But many states in the Global South have been reluctant, if not silent, in calling out Russian nuclear saber-rattling since the invasion of Ukraine in February 2022. For example, at a 2022 Meeting of States Parties of the UN Treaty on the Prohibition of Nuclear Weapons (TPNW), members failed to explicitly call out Russian nuclear threats in a consensus document, which nonetheless condemned “any and all nuclear threats, whether they be explicit or implicit and irrespective of the circumstances.” Many of these states rely on Russia for military support and cheaper access to nuclear energy. A Russian nuclear test would put many of them in a difficult situation of choosing between their loyalty to the TPNW’s mission of nuclear abolition and the practical considerations of partnering with Russia; but failing to condemn further Russian threats, especially if they escalate to nuclear testing, would undermine the TPNW’s legitimacy as a tool for making progress towards disarmament.
Q5: How would a nuclear test impact the war in Ukraine?
A5: The impact of any Russian nuclear test on the war in Ukraine would depend on a variety of factors.
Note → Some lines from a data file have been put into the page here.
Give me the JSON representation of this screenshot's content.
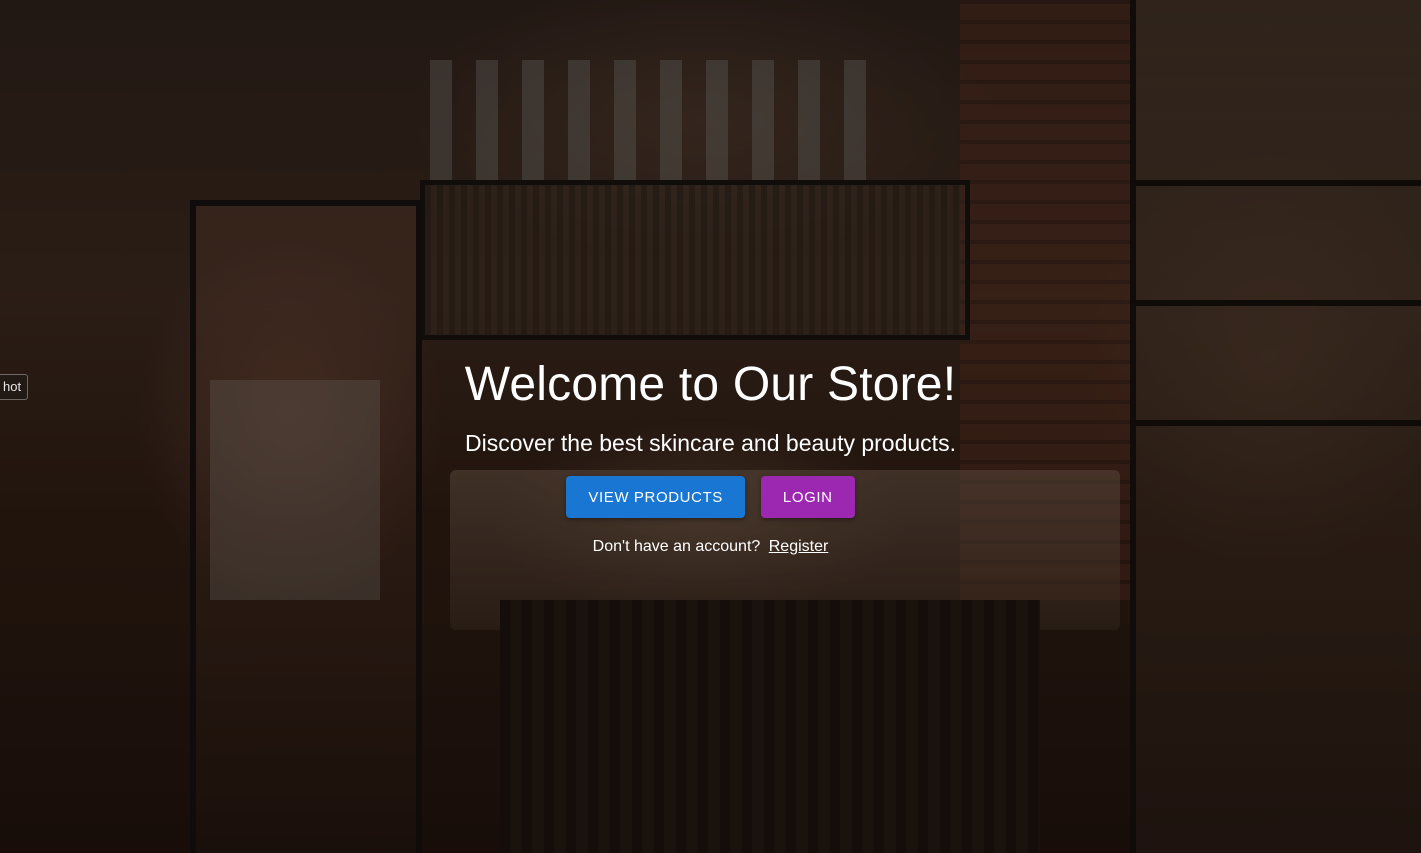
{
  "edge_tab": {
    "label": "hot"
  },
  "hero": {
    "title": "Welcome to Our Store!",
    "subtitle": "Discover the best skincare and beauty products."
  },
  "actions": {
    "view_products_label": "VIEW PRODUCTS",
    "login_label": "LOGIN"
  },
  "register": {
    "prompt": "Don't have an account?",
    "link_label": "Register"
  },
  "colors": {
    "primary": "#1976d2",
    "secondary": "#9c27b0",
    "overlay": "rgba(0,0,0,0.42)"
  },
  "background": {
    "image": "store-interior-photo"
  }
}
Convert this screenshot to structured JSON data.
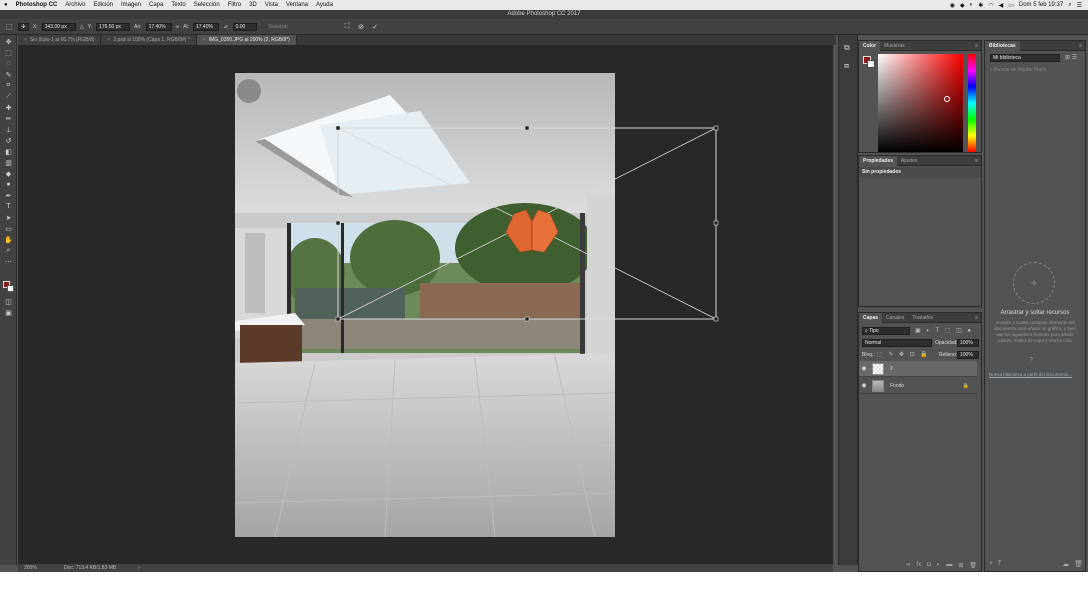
{
  "menubar": {
    "apple": "",
    "items": [
      "Photoshop CC",
      "Archivo",
      "Edición",
      "Imagen",
      "Capa",
      "Texto",
      "Selección",
      "Filtro",
      "3D",
      "Vista",
      "Ventana",
      "Ayuda"
    ],
    "datetime": "Dom 5 feb  19:37"
  },
  "window": {
    "title": "Adobe Photoshop CC 2017"
  },
  "options": {
    "x_label": "X:",
    "x_value": "343.00 px",
    "y_label": "Y:",
    "y_value": "176.50 px",
    "w_label": "An:",
    "w_value": "17.40%",
    "h_label": "Al:",
    "h_value": "17.40%",
    "angle_label": "⊿:",
    "angle_value": "0.00",
    "interp_label": "Suavizar"
  },
  "tabs": [
    {
      "label": "Sin título-1 al 66.7% (RGB/8)",
      "active": false
    },
    {
      "label": "2.psd al 100% (Capa 1, RGB/8#) *",
      "active": false
    },
    {
      "label": "IMG_0350.JPG al 200% (2, RGB/8*)",
      "active": true
    }
  ],
  "status": {
    "zoom": "200%",
    "doc": "Doc: 713.4 KB/1.83 MB"
  },
  "color_panel": {
    "tabs": [
      "Color",
      "Muestras"
    ],
    "fg": "#8a1a1a",
    "bg": "#ffffff",
    "hue": "#ff0000"
  },
  "props_panel": {
    "tabs": [
      "Propiedades",
      "Ajustes"
    ],
    "body": "Sin propiedades"
  },
  "layers_panel": {
    "tabs": [
      "Capas",
      "Canales",
      "Trazados"
    ],
    "kind": "Tipo",
    "blend": "Normal",
    "opacity_label": "Opacidad:",
    "opacity": "100%",
    "lock_label": "Bloq.:",
    "fill_label": "Relleno:",
    "fill": "100%",
    "layers": [
      {
        "name": "2",
        "selected": true
      },
      {
        "name": "Fondo",
        "selected": false
      }
    ]
  },
  "libraries_panel": {
    "tab": "Bibliotecas",
    "library": "Mi biblioteca",
    "search_placeholder": "Buscar en Adobe Stock",
    "drop_title": "Arrastrar y soltar recursos",
    "drop_desc": "Arrastre y suelte cualquier elemento del documento para añadir un gráfico, o bien use los siguientes botones para añadir colores, estilos de capa y mucho más.",
    "link": "Nueva biblioteca a partir del documento..."
  }
}
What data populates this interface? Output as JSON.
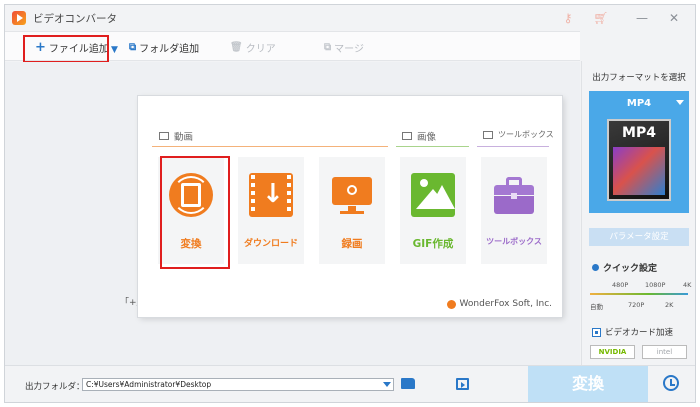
{
  "app": {
    "title": "ビデオコンバータ"
  },
  "toolbar": {
    "add_file": "ファイル追加",
    "add_folder": "フォルダ追加",
    "clear": "クリア",
    "merge": "マージ"
  },
  "droparea": {
    "hint_fragment": "「+」"
  },
  "card": {
    "sections": {
      "video": "動画",
      "image": "画像",
      "toolbox": "ツールボックス"
    },
    "tiles": [
      {
        "label": "変換"
      },
      {
        "label": "ダウンロード"
      },
      {
        "label": "録画"
      },
      {
        "label": "GIF作成"
      },
      {
        "label": "ツールボックス"
      }
    ],
    "brand": "WonderFox Soft, Inc."
  },
  "right_panel": {
    "title": "出力フォーマットを選択",
    "format": "MP4",
    "thumb_text": "MP4",
    "param_button": "パラメータ設定",
    "quick_setting": "クイック設定",
    "slider_top": [
      "480P",
      "1080P",
      "4K"
    ],
    "slider_bottom": [
      "自動",
      "720P",
      "2K"
    ],
    "gpu_accel": "ビデオカード加速",
    "vendors": [
      "NVIDIA",
      "intel"
    ]
  },
  "bottom": {
    "output_folder_label": "出力フォルダ：",
    "output_path": "C:¥Users¥Administrator¥Desktop",
    "convert_button": "変換"
  },
  "colors": {
    "accent_blue": "#2a78c8",
    "highlight_red": "#e01e1e",
    "orange": "#f07c1f",
    "green": "#6ab830",
    "purple": "#9b6ac9"
  }
}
First and foremost would be the nature of the test itself. A verifiable test, confirmed by the CTBTO, would be hard for Russia to deny and be more likely to draw international condemnation. A low-yield test with less evidence would likely lead to a cycle of accusations and denial. But Russia has consistently relied on its nuclear arsenal to sow uncertainty among its Western adversaries. Evidence of a nuclear test would raise further questions among Ukraine and NATO members about Russia’s willingness to use nuclear weapons in the event it is suffering battlefield losses in Ukraine, with the intent of deterring further Western intervention in the crisis and undermining support for Kyiv.
Whether or not Russia continues with its nuclear saber-rattling will depend on the potential costs for such risky behavior. One key question is whether India and China would stand by Russia in the event of a nuclear test. China has signed, but not ratified the CTBT. And India, along with Pakistan and North Korea, has neither signed nor ratified. Thus far, Russia’s challenge to nuclear norms and manipulation of nuclear risk has had no significant costs for Moscow. Putin might be inclined to think a nuclear test would not be any different.
Heather Williams is director of the Project on Nuclear Issues and senior fellow with the International Security Program at the Center for Strategic and International Studies in Washington, D.C.